Sensor data needs to be stored and analysed. In some cases these two activities are separate, in others they are performed by the same system.
Data is usually received via the MQTT protocol but HTTP(S) is also suitable in situations requiring less throughput. This means a system needs to accept MQTT or HTTP requests and store the data in a database. Traditional databases can be used but some systems use more specialist databases, such as Cassandra, that are optimised for storing serial data.
A very large number of IoT platforms are available. Of particular note are AWS IoT Analytics and Google Cloud IoT Core being provided by the top cloud providers, ThingSpeak due to its in-built MATLAB analytics and ThingsBoard an open source platform you can host yourself. The very large number of IoT providers means many won’t survive so factor this and due diligence into choosing a platform.
Most systems provide configurable dashboards where you can display charts, dials and stats via a web interface. Some provide custom processing and triggering of alerts to people and other systems. There are also standalone systems such as Grafana that provide for the visual aspects.

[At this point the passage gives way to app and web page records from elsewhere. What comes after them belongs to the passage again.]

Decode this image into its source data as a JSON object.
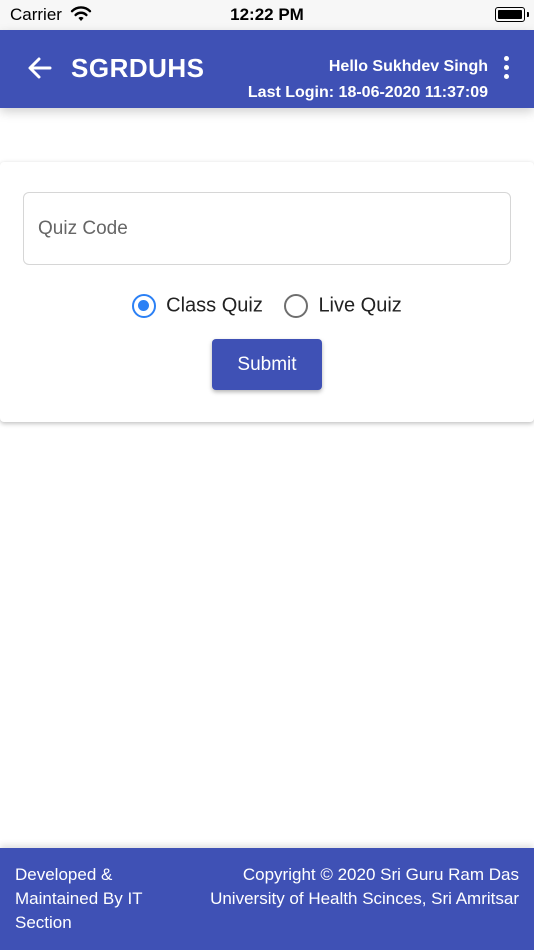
{
  "status_bar": {
    "carrier": "Carrier",
    "time": "12:22 PM"
  },
  "header": {
    "title": "SGRDUHS",
    "greeting": "Hello Sukhdev Singh",
    "last_login": "Last Login: 18-06-2020 11:37:09",
    "back_icon": "arrow-left-icon",
    "menu_icon": "more-vertical-icon"
  },
  "form": {
    "quiz_code_placeholder": "Quiz Code",
    "quiz_code_value": "",
    "options": [
      "Class Quiz",
      "Live Quiz"
    ],
    "selected_option": "Class Quiz",
    "submit_label": "Submit"
  },
  "footer": {
    "left_text": "Developed & Maintained By IT Section",
    "right_text": "Copyright © 2020 Sri Guru Ram Das University of Health Scinces, Sri Amritsar"
  },
  "colors": {
    "primary": "#3f51b5",
    "radio_selected": "#2b80f5"
  }
}
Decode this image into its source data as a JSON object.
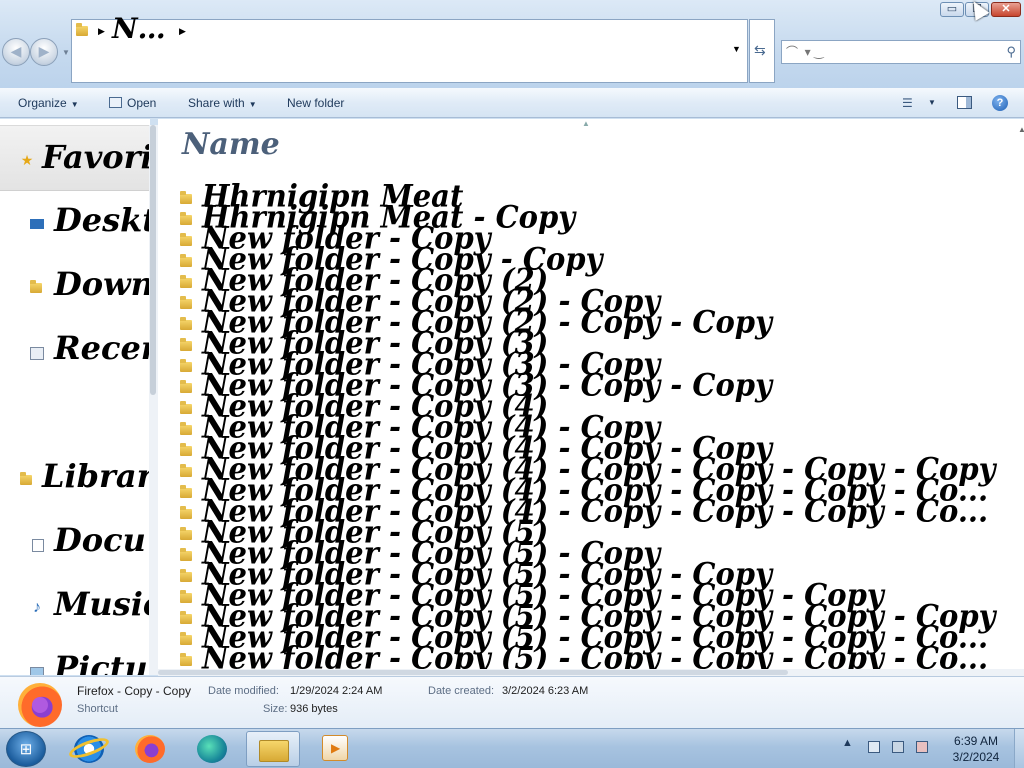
{
  "window": {
    "minimize": "▭",
    "maximize": "☐",
    "close": "✕"
  },
  "address": {
    "path": "N…",
    "search_placeholder": "⌒  ▾ ‿"
  },
  "toolbar": {
    "organize": "Organize",
    "open": "Open",
    "share_with": "Share with",
    "new_folder": "New folder",
    "help": "?"
  },
  "nav": {
    "favorites": "Favori",
    "desktop": "Deskt",
    "downloads": "Down",
    "recent": "Recen",
    "libraries": "Librar",
    "documents": "Docu",
    "music": "Music",
    "pictures": "Pictu"
  },
  "content": {
    "column_name": "Name",
    "files": [
      "Hhrnigipn Meat",
      "Hhrnigipn Meat - Copy",
      "New folder - Copy",
      "New folder - Copy - Copy",
      "New folder - Copy (2)",
      "New folder - Copy (2) - Copy",
      "New folder - Copy (2) - Copy - Copy",
      "New folder - Copy (3)",
      "New folder - Copy (3) - Copy",
      "New folder - Copy (3) - Copy - Copy",
      "New folder - Copy (4)",
      "New folder - Copy (4) - Copy",
      "New folder - Copy (4) - Copy - Copy",
      "New folder - Copy (4) - Copy - Copy - Copy - Copy",
      "New folder - Copy (4) - Copy - Copy - Copy - Co...",
      "New folder - Copy (4) - Copy - Copy - Copy - Co...",
      "New folder - Copy (5)",
      "New folder - Copy (5) - Copy",
      "New folder - Copy (5) - Copy - Copy",
      "New folder - Copy (5) - Copy - Copy - Copy",
      "New folder - Copy (5) - Copy - Copy - Copy - Copy",
      "New folder - Copy (5) - Copy - Copy - Copy - Co...",
      "New folder - Copy (5) - Copy - Copy - Copy - Co..."
    ]
  },
  "details": {
    "name": "Firefox - Copy - Copy",
    "type": "Shortcut",
    "date_modified_label": "Date modified:",
    "date_modified": "1/29/2024 2:24 AM",
    "date_created_label": "Date created:",
    "date_created": "3/2/2024 6:23 AM",
    "size_label": "Size:",
    "size": "936 bytes"
  },
  "taskbar": {
    "start_glyph": "⊞",
    "tray_arrow": "▲",
    "time": "6:39 AM",
    "date": "3/2/2024"
  }
}
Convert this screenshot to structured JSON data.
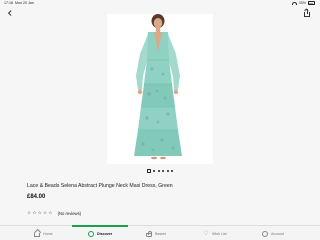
{
  "status_bar": {
    "time": "17:16",
    "date": "Mon 20 Jan",
    "battery": "33%"
  },
  "nav": {
    "back_icon": "chevron-left-icon",
    "share_icon": "share-icon"
  },
  "product": {
    "image_alt": "Woman wearing a green tiered maxi dress",
    "title": "Lace & Beads Selena Abstract Plunge Neck Maxi Dress, Green",
    "price": "£84.00",
    "rating_stars": 0,
    "rating_max": 5,
    "review_text": "(No reviews)",
    "image_count": 6,
    "active_image": 1,
    "colors": {
      "dress": "#8fd1c2",
      "dress_dark": "#5fae9c",
      "background": "#ffffff"
    }
  },
  "tab_bar": {
    "tabs": [
      {
        "label": "Home",
        "icon": "home-icon",
        "active": false
      },
      {
        "label": "Discover",
        "icon": "discover-icon",
        "active": true
      },
      {
        "label": "Basket",
        "icon": "basket-icon",
        "active": false
      },
      {
        "label": "Wish List",
        "icon": "heart-icon",
        "active": false
      },
      {
        "label": "Account",
        "icon": "account-icon",
        "active": false
      }
    ],
    "accent_color": "#1aa14b"
  }
}
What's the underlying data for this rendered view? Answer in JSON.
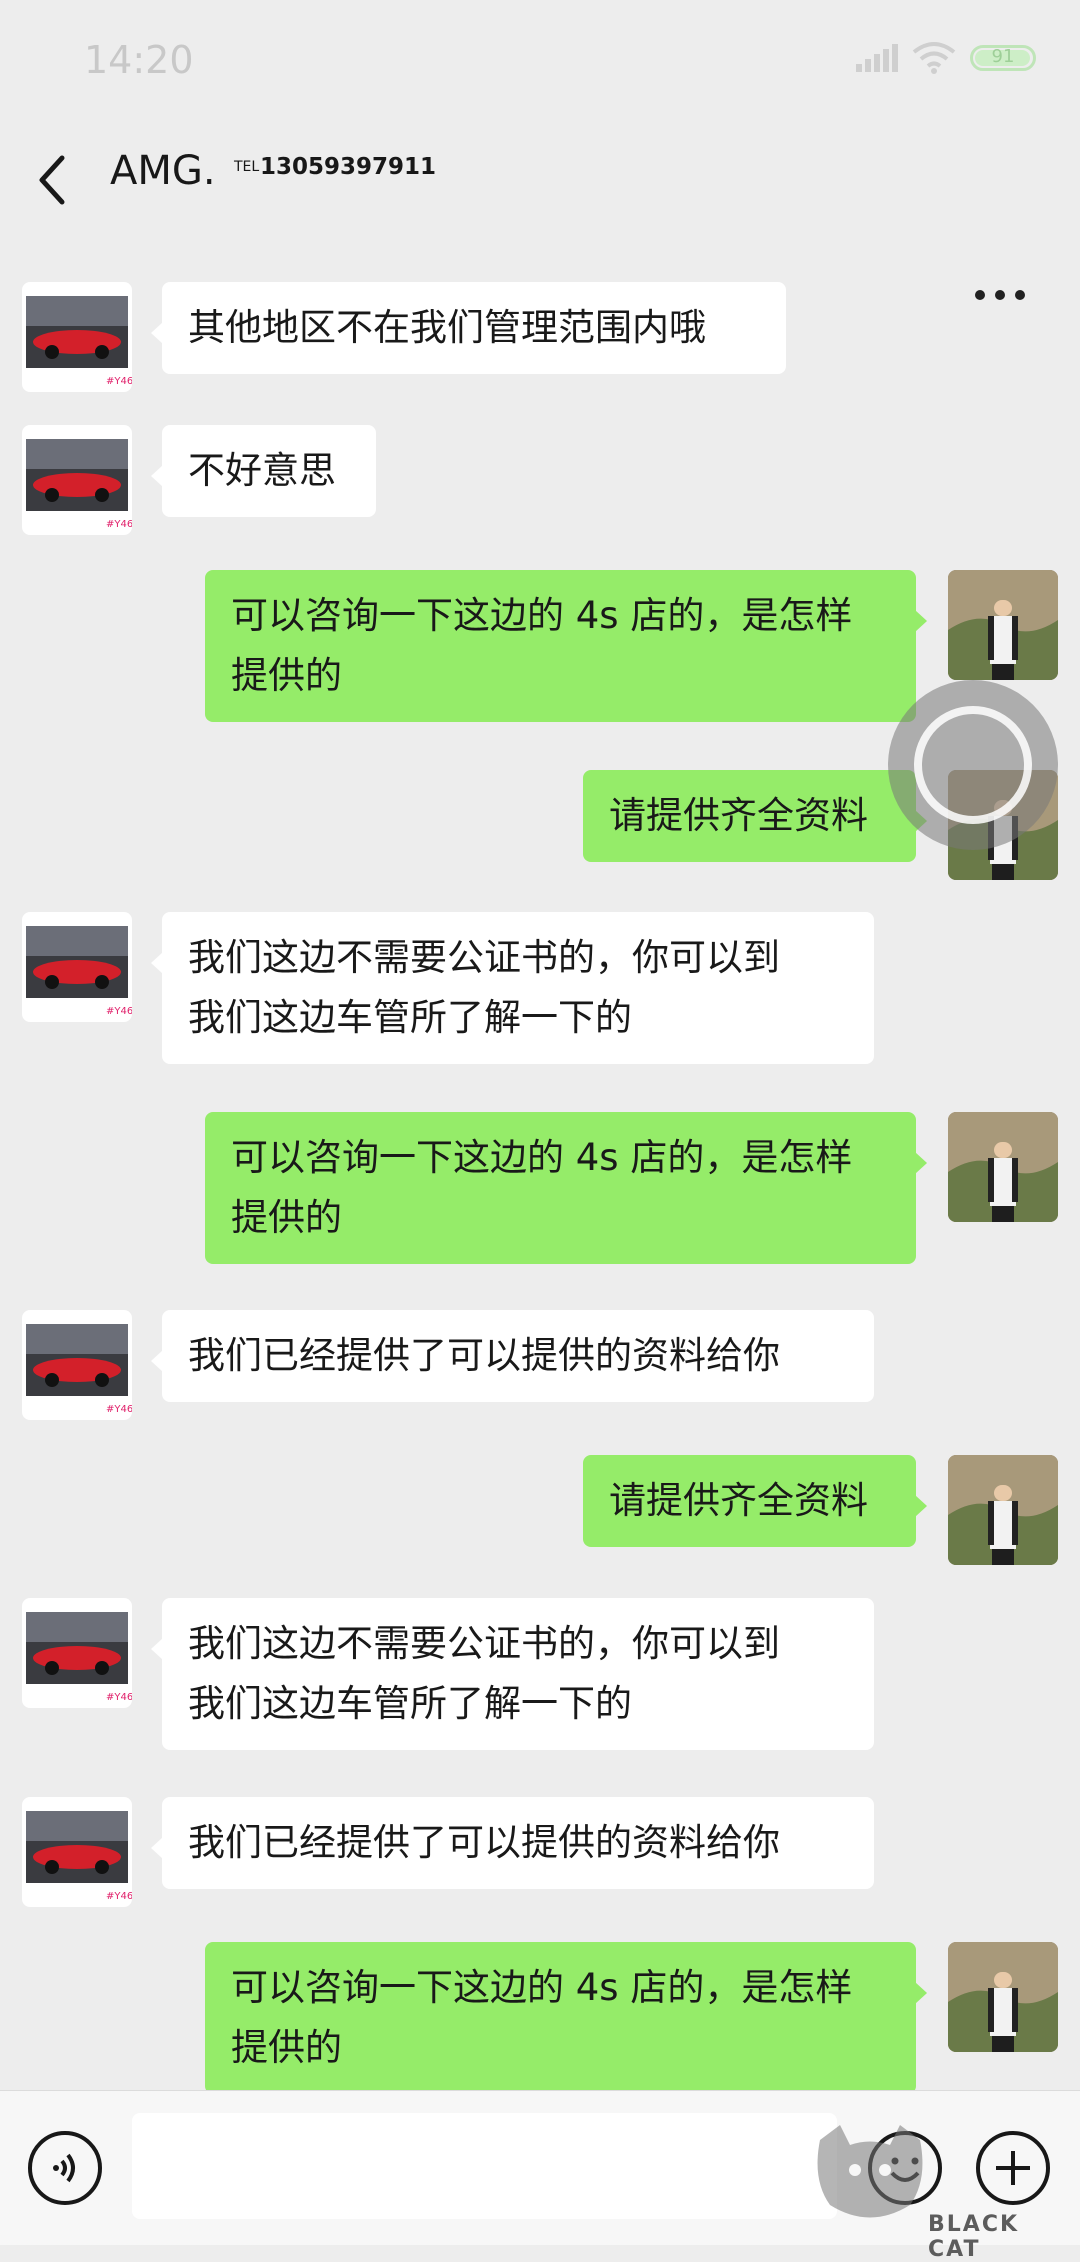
{
  "status_bar": {
    "time": "14:20",
    "battery": "91"
  },
  "header": {
    "name": "AMG.",
    "tel_label": "TEL",
    "tel_number": "13059397911"
  },
  "messages": [
    {
      "side": "in",
      "text": "其他地区不在我们管理范围内哦"
    },
    {
      "side": "in",
      "text": "不好意思"
    },
    {
      "side": "out",
      "line1": "可以咨询一下这边的 4s 店的，是怎样",
      "line2": "提供的"
    },
    {
      "side": "out",
      "text": "请提供齐全资料"
    },
    {
      "side": "in",
      "line1": "我们这边不需要公证书的，你可以到",
      "line2": "我们这边车管所了解一下的"
    },
    {
      "side": "out",
      "line1": "可以咨询一下这边的 4s 店的，是怎样",
      "line2": "提供的"
    },
    {
      "side": "in",
      "text": "我们已经提供了可以提供的资料给你"
    },
    {
      "side": "out",
      "text": "请提供齐全资料"
    },
    {
      "side": "in",
      "line1": "我们这边不需要公证书的，你可以到",
      "line2": "我们这边车管所了解一下的"
    },
    {
      "side": "in",
      "text": "我们已经提供了可以提供的资料给你"
    },
    {
      "side": "out",
      "line1": "可以咨询一下这边的 4s 店的，是怎样",
      "line2": "提供的"
    }
  ],
  "watermark": {
    "label": "BLACK CAT"
  },
  "icons": {
    "back": "chevron-left-icon",
    "more": "more-dots-icon",
    "voice": "voice-icon",
    "emoji": "emoji-icon",
    "add": "plus-icon"
  },
  "colors": {
    "outgoing": "#95ec69",
    "incoming": "#ffffff",
    "background": "#ededed"
  }
}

SMEs have smaller and simpler needs and in many cases should avoid getting unnecessarily tied into large and complex IoT platforms with unknown future fees. Instead, consider hosting your own databases and/or self-hosted IoT platforms.
Analytics is very important as some organisations, especially larger ones, have been able to collect data but have found it more difficult to capture real value from analytics. Some of this comes down to having the right skills and the politics of adapting processes but, in part, it’s also about using the appropriate tools.
“Value is likely to accrue to the owners of scarce data, to players that aggregate data in unique ways … Organizations that are able to harness these capabilities effectively will be able to create significant value and differentiate themselves, while others will find themselves increasingly at a disadvantage.”
McKinsey The Age of Analytics: Competing in a Data-driven World